I hate make up rules. Always have and always will.
For every make up artist practicing the craft there is an opinion as to how one should apply make up.
Let me break it down very simply: there are no rules. That's it.
Granted, some products work better for different people, but that is a matter of personal preference - not a rule. I have always said if you want to wear pool-cue blue eyeshadow and coral lipstick then have at it - who am I, as a make up artist, to dictate how my client wants to reveal herself?
Everyday my email is jammed with some sort of "rules" list on how women should wear make up and often I just get annoyed at the lack of creativity, inspiration and overall talent of the so-called experts writing these "rules."
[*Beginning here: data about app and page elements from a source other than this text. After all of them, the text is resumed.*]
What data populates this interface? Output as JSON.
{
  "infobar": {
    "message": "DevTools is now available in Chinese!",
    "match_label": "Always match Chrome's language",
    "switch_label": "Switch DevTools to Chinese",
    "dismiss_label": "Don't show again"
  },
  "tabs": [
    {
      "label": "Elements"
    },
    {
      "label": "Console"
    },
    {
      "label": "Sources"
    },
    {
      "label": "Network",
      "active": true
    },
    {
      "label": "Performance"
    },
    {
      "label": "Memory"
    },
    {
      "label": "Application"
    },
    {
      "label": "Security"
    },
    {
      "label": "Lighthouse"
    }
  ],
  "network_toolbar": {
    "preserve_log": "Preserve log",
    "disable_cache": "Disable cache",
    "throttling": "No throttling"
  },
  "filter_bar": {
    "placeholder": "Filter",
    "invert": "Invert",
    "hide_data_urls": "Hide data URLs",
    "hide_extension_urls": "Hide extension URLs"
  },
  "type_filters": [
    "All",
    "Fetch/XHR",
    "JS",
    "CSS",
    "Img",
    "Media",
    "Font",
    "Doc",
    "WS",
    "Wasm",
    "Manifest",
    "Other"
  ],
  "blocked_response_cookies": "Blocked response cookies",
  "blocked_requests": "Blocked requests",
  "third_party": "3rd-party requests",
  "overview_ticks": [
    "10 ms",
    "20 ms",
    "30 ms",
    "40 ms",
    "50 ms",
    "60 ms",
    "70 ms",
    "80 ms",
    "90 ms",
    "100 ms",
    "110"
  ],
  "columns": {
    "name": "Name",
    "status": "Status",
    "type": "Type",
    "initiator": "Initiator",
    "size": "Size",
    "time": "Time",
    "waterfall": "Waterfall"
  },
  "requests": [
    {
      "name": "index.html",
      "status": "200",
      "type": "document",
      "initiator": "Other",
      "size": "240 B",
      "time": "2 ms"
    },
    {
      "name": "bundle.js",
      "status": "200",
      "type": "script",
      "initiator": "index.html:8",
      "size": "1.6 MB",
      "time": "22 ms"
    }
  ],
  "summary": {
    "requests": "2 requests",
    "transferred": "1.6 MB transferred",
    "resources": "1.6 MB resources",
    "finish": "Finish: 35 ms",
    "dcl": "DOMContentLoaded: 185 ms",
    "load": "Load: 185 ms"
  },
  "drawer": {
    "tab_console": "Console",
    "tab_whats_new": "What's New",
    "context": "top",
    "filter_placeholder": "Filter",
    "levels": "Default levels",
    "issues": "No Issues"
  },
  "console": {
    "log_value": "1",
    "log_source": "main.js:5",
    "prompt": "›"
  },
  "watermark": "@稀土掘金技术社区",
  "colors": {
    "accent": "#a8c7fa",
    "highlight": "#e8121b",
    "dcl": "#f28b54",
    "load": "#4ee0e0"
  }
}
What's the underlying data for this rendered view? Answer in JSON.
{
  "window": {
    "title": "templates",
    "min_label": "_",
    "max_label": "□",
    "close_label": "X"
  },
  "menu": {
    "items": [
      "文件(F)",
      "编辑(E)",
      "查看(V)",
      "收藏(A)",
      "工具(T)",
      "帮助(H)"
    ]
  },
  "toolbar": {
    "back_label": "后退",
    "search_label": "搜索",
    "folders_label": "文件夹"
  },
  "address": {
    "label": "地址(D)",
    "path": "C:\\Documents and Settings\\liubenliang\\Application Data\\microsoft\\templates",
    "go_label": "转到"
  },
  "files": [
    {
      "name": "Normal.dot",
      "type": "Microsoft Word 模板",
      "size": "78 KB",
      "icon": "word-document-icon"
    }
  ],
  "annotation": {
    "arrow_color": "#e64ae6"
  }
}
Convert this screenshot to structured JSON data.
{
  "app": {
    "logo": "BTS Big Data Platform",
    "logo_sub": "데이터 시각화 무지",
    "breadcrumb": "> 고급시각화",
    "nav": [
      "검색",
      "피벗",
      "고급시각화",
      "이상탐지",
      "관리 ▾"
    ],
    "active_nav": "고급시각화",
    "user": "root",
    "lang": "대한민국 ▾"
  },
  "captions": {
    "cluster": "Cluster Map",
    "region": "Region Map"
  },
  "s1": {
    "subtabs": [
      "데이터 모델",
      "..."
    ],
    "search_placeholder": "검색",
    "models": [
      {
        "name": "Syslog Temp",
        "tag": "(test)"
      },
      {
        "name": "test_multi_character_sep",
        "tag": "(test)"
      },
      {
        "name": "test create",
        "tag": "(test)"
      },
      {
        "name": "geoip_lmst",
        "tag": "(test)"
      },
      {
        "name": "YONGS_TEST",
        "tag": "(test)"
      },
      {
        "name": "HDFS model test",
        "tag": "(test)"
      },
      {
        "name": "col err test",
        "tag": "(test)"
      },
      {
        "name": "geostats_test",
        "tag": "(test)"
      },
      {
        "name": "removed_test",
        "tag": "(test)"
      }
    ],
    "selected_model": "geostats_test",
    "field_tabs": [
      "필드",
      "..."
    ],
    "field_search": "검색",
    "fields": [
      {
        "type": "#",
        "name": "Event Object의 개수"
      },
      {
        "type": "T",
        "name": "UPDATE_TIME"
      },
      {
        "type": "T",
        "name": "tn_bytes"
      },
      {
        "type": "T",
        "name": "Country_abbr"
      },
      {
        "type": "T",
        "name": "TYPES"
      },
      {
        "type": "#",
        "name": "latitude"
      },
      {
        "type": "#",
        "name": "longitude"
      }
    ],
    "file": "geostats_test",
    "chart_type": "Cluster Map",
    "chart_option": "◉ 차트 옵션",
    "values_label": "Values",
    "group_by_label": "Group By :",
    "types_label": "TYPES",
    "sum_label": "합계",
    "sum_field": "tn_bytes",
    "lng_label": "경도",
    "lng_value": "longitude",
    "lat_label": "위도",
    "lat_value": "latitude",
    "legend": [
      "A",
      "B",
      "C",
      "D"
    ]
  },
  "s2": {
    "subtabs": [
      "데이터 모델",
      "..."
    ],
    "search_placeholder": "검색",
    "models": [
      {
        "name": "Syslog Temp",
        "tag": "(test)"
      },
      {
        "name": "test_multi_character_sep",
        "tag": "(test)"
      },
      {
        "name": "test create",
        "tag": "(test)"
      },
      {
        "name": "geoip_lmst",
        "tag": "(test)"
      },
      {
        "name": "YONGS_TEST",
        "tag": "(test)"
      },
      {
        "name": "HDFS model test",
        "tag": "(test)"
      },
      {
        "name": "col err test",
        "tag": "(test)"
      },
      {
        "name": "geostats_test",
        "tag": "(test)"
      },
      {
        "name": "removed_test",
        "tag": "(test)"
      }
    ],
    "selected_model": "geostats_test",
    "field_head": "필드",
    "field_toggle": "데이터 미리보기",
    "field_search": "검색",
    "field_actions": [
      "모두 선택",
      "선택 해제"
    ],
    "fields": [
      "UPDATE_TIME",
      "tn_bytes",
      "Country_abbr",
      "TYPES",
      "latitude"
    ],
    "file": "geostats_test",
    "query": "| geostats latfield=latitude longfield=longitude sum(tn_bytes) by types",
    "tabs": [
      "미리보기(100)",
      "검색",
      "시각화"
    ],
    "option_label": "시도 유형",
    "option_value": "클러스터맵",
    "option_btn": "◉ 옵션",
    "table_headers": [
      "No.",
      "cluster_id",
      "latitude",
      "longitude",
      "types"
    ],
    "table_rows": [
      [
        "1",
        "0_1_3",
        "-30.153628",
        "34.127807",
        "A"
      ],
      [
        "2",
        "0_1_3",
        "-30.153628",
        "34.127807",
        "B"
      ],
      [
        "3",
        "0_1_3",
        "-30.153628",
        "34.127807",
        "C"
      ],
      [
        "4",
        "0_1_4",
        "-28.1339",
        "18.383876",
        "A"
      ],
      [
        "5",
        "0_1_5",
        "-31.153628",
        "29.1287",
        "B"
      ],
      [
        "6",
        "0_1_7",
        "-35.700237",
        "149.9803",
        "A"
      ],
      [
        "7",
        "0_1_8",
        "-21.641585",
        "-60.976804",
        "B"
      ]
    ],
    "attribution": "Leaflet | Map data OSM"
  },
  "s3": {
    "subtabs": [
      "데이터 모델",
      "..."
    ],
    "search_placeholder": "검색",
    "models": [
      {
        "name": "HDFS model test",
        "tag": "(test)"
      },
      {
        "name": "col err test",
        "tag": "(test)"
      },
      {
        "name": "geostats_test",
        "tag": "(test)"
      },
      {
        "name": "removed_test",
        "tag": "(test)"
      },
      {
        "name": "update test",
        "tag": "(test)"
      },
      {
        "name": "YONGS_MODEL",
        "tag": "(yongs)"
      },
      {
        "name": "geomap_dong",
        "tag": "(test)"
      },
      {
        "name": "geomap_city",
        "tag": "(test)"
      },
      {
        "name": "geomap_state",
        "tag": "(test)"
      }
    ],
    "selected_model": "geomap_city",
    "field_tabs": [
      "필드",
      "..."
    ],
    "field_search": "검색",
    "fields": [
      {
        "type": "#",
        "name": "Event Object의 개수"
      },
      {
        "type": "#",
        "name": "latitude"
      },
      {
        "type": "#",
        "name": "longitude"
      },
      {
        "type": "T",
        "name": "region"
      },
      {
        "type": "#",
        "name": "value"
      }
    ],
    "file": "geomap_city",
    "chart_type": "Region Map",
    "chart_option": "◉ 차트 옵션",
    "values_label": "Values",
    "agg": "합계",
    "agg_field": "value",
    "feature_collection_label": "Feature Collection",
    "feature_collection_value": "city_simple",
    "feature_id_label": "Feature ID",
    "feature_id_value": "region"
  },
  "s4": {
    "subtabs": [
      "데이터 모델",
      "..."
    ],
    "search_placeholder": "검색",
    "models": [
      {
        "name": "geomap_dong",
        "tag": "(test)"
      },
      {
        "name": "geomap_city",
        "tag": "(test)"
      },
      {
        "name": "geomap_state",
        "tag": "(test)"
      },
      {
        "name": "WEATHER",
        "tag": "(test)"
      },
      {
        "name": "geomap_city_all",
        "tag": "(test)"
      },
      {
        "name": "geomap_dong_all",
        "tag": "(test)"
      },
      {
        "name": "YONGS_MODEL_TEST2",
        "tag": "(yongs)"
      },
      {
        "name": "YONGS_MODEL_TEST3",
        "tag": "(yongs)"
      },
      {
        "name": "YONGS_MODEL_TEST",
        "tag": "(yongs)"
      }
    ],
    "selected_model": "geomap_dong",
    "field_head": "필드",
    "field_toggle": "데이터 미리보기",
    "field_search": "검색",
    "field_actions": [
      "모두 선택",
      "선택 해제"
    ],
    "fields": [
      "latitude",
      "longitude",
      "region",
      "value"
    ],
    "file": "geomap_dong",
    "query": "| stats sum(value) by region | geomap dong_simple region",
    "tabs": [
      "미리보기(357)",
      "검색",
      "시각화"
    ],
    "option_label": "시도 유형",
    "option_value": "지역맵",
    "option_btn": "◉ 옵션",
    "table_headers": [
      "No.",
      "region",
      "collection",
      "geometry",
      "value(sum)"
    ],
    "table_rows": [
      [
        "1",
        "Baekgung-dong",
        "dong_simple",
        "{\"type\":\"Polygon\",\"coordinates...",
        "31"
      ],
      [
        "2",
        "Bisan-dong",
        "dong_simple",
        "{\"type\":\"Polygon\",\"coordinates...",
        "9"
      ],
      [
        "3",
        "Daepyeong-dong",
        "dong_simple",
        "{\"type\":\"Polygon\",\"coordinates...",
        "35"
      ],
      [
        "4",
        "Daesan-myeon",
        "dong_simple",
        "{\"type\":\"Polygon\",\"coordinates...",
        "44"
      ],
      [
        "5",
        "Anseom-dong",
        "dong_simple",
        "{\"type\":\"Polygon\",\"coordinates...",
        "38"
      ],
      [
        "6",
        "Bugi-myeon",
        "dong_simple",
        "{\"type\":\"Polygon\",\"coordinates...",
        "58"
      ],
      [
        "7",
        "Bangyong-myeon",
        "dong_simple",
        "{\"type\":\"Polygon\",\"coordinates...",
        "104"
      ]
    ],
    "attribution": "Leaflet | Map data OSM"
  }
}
But today I saw a list that just got my ire up - "5 Make Up Tips For Older Women"
Last week I met a senior woman (in her late 70s) who told me so many make up artists told her she needed to stop wearing eyeshadow. It is/was one of her favourite products to use but she had been told that the rule for older women was to not wear eyeshadow at all because, wait for this, it would make her look old. This is woman who is in her late 70s remember. What did this make up artist think removing eyeshadow would do? Make the client look 30 again?
So instead of teaching the client how to wear eyeshadow based on colours, skin texture and over all style the advice was simply to abandon the product.
I showed the very lovely senior woman how she can use eyeshadow to create a beautiful effect and she was so delighted to have learned how she can continue to use her favourite product.
So here is my response to the "rules" list: "5 Make Up Tips For Older Women"
1. Use cream-based, not powder-based cosmetics on your face. Powder adds texture to skin that already has developed texture.
Untrue - while cheap talc based powders will absorb light and thus increase the visibility of skin texture irregularities this is true for a woman of any age. Powder products can be very efficient, simple and, indeed, beautiful to use. The trick is to seek out talc free formulas - formulas based in titanium dioxide are great - which will reflect light from the skin and create a smooth and even appearance on the skin.
2. A good rule of thumb for lipstick is to find a tone that matches the inner lip or gums.
Untrue - lipstick should be coordinated with the outfit. So if you are wearing beige clothes a soft neutral lip is great. If you are wearing a bold colour amp up the look with a bright and vibrant lipstick.
3. Women older than 50 tend to lose definition in their eyebrows. Just go with that. Don’t recreate the brows you had in your 20s.
Untrue - ok maybe don't recreate an eyebrow from 30 years ago - but who would do that anyway? Styles change. And a very easy way to create shape and definition is to apply a very small amount of brown mascara to the eyebrow, being careful to only colour the hair and not the skin, which which will create a beautiful natural looking brow.
4. This is a hard one, but do not wear any eye shadow at all (and especially no contour eye shadow in the crease because it gives the appearance of deepening the crease). A little bit of mascara is OK.
Untrue - eyeshadow can make eyes look open and bright and very alert. Of course the colours should be ones which enhance the over all look and a simple trick for the crease is to focus the colour to the outer edge of the eyes and blend a soft eyeliner into the crease. This will create the illusion of a very alert and open eye and make the colour of the iris pop. Also lots of mascara applied to the outer corner of the lashes will create the illusion of "lift."
5. Tinted moisturizers don’t work. If you’re going to use a foundation to even out skin tone, find one that gives coverage but doesn’t add texture. Be willing to spend money on a foundation and take your time to experiment and find the exact right shade. Matching your skin tone exactly is critical.
Partially true - yes matching skin tone is very very important but tinted moisturizers when formulated without, waxes, mineral oil, and alcohol can indeed provide medium coverage that lasts for hours and hours. Again, this is about finding a well-made formula rather than dismissing the entire category of products. Tinted moisturizers are great because they can be easily applied with the fingers and do not require careful blending to look natural.